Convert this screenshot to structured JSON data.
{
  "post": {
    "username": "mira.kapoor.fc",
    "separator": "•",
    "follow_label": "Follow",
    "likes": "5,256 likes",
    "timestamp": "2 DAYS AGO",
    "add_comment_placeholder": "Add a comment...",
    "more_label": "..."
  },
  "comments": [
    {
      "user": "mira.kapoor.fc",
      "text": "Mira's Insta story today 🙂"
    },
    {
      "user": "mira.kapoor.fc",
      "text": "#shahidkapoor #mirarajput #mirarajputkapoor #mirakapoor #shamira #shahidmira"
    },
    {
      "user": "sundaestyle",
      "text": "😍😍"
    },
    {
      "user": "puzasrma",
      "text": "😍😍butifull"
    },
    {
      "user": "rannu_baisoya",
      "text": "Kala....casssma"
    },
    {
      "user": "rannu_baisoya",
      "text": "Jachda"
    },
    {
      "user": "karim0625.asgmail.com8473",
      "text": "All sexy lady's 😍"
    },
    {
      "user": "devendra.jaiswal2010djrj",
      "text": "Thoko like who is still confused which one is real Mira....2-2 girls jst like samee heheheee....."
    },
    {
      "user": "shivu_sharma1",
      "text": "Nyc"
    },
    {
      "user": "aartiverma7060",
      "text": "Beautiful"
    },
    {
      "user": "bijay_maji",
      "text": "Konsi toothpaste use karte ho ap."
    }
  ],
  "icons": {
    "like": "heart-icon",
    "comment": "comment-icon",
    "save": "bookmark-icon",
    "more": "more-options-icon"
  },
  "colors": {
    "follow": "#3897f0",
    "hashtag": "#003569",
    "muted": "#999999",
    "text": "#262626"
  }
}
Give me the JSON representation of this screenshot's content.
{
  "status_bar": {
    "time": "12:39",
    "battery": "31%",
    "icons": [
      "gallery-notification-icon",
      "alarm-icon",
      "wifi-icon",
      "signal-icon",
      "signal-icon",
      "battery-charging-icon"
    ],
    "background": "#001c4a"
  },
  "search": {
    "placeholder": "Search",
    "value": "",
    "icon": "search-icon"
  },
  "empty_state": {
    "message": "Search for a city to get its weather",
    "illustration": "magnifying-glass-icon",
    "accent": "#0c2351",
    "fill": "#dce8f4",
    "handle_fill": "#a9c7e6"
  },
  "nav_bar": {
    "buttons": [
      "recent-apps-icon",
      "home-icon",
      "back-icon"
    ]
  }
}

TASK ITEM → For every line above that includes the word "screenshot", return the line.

YOUR RESPONSE →
Convert this screenshot to structured JSON data.
Give me the JSON representation of this screenshot's content.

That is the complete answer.